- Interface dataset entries
......

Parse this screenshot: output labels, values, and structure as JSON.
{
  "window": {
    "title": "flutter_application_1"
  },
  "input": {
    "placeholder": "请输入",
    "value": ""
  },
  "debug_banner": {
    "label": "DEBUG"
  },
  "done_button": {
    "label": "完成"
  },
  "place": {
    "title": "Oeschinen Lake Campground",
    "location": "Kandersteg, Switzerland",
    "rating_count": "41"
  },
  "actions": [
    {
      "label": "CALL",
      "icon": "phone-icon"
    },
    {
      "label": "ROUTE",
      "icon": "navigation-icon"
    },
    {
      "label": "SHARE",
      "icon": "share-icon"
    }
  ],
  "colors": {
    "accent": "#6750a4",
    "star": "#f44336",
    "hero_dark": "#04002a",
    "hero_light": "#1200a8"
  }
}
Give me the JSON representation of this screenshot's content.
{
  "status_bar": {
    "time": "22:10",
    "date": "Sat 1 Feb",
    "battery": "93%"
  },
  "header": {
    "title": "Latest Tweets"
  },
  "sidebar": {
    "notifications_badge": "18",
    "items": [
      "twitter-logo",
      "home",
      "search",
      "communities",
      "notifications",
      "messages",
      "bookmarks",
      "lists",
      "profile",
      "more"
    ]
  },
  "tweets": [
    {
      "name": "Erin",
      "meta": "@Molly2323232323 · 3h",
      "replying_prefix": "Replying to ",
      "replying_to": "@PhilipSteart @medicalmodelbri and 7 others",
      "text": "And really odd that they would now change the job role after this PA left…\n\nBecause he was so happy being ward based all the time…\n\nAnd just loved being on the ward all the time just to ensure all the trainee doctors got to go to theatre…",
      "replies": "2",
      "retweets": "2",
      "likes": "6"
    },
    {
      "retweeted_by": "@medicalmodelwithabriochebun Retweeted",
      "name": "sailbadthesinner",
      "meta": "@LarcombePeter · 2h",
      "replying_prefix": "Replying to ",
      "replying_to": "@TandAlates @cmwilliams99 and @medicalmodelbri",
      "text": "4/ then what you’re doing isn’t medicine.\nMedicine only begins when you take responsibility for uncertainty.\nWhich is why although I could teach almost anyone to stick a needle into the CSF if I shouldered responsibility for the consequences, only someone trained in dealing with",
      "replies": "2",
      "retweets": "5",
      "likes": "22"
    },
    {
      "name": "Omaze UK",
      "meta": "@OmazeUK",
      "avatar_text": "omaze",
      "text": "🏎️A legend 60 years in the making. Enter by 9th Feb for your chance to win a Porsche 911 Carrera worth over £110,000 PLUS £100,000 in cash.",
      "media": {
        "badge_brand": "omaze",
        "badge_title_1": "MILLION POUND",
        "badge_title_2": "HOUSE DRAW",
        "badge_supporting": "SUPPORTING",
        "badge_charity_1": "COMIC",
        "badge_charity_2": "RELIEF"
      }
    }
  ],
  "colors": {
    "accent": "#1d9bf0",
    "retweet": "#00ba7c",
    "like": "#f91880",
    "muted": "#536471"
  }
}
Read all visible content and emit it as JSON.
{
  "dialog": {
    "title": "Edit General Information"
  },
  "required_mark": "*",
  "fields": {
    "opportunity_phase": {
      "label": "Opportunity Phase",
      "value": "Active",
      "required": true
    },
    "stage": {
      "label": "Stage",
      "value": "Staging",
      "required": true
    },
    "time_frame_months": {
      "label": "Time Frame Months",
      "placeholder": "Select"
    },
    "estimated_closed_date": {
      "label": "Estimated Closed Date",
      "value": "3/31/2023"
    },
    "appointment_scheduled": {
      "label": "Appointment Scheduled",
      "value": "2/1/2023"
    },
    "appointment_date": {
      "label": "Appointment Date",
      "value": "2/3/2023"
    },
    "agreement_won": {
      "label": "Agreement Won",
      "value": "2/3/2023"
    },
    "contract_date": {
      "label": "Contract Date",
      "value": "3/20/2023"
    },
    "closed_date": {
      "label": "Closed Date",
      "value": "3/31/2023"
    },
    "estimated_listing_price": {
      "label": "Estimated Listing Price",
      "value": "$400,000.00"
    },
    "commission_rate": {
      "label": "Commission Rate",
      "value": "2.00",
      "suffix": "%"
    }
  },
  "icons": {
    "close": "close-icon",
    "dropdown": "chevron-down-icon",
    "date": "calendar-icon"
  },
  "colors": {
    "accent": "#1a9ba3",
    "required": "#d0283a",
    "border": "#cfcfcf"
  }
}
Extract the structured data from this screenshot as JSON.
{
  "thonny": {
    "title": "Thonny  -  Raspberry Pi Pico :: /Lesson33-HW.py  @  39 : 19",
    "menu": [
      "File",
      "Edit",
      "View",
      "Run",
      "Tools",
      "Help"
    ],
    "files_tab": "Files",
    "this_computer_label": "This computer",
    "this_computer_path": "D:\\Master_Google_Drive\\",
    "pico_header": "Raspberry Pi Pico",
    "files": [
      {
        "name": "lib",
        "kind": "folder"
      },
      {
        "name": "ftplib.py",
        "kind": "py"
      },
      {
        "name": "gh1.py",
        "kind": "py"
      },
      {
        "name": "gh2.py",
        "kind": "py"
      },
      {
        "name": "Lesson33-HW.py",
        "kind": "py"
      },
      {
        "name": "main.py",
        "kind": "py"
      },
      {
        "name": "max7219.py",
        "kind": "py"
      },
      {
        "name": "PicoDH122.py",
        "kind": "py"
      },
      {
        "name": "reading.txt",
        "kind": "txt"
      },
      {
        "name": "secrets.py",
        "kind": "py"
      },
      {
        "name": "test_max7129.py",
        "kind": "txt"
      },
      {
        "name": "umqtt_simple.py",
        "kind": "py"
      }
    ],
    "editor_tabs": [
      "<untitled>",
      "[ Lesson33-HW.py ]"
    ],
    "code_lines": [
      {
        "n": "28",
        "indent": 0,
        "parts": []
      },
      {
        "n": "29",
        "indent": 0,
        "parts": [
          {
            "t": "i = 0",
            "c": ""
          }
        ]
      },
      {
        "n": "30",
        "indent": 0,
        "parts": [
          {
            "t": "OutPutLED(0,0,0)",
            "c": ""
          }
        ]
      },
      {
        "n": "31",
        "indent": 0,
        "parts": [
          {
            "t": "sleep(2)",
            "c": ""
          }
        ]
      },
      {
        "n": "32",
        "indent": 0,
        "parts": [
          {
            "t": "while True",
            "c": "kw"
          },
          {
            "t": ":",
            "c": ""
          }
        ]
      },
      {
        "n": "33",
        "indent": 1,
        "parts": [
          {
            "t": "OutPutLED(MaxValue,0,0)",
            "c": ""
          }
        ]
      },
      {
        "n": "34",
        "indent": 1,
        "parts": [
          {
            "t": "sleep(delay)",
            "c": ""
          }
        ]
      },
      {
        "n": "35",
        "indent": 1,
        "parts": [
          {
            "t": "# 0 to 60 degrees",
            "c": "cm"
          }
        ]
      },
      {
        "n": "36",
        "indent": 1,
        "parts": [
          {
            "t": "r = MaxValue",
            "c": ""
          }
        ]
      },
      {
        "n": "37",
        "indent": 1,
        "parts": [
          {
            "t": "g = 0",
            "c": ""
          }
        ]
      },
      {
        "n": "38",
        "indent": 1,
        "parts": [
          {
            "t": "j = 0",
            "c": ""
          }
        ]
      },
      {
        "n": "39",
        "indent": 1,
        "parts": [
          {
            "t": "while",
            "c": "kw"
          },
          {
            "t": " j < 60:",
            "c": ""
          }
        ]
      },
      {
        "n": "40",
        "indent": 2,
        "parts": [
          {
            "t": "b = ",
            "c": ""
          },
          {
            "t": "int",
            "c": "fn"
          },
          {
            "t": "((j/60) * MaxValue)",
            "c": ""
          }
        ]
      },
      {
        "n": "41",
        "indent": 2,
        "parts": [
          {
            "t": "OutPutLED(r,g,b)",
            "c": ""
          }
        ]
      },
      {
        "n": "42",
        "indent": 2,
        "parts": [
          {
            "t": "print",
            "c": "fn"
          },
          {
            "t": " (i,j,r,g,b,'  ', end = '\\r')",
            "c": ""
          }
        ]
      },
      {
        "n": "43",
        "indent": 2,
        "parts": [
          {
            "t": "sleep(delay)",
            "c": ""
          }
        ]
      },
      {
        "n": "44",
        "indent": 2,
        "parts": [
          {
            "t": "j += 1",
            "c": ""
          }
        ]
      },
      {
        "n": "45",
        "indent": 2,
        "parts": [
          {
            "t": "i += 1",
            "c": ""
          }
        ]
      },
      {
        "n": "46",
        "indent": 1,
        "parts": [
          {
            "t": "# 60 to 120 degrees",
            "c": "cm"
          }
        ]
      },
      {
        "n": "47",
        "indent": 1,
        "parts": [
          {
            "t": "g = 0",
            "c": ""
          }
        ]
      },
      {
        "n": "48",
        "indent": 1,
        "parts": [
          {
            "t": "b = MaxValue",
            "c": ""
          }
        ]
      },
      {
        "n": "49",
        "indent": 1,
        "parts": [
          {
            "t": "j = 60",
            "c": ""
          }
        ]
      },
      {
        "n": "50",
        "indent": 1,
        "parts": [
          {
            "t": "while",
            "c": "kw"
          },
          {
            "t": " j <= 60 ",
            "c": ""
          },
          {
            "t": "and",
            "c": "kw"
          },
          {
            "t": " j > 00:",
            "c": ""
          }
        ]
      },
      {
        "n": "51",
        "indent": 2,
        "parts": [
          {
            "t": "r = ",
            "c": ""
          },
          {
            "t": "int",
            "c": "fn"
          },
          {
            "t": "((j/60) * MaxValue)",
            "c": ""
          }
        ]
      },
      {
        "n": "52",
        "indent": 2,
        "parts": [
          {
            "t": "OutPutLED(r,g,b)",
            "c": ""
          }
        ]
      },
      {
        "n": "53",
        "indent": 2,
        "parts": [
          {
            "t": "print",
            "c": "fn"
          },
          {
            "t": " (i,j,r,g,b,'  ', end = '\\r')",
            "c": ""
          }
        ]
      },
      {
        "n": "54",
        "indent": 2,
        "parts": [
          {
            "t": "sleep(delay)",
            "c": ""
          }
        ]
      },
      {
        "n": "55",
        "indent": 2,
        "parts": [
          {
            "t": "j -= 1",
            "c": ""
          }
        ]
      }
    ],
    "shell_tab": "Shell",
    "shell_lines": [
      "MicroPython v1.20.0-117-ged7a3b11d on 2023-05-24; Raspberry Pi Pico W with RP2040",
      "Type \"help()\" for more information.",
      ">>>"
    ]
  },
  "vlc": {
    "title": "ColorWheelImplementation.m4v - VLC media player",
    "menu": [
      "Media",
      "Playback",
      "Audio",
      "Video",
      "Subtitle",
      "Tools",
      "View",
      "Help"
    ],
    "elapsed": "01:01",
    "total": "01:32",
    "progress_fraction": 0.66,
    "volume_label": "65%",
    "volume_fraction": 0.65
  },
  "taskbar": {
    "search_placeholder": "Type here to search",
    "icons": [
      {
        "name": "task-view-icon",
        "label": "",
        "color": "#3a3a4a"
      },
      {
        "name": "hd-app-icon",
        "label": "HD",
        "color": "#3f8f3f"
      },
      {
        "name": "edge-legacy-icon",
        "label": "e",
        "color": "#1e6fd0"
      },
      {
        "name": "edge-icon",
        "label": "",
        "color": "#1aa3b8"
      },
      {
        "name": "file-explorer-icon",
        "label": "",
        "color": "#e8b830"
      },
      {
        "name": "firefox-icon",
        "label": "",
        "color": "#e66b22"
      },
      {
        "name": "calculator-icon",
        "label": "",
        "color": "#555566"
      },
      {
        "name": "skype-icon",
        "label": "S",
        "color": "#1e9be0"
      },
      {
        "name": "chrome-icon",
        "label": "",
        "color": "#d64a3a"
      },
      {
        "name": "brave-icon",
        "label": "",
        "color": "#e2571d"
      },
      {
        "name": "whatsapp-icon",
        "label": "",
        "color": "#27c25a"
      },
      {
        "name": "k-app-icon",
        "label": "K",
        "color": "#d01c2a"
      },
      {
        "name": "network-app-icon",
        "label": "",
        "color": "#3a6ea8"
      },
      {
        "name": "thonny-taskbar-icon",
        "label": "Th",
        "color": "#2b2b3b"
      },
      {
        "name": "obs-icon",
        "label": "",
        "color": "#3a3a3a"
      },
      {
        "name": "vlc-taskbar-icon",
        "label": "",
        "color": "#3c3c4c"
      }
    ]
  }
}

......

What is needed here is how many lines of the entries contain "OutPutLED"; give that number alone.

- REPLY TO THE TASK
4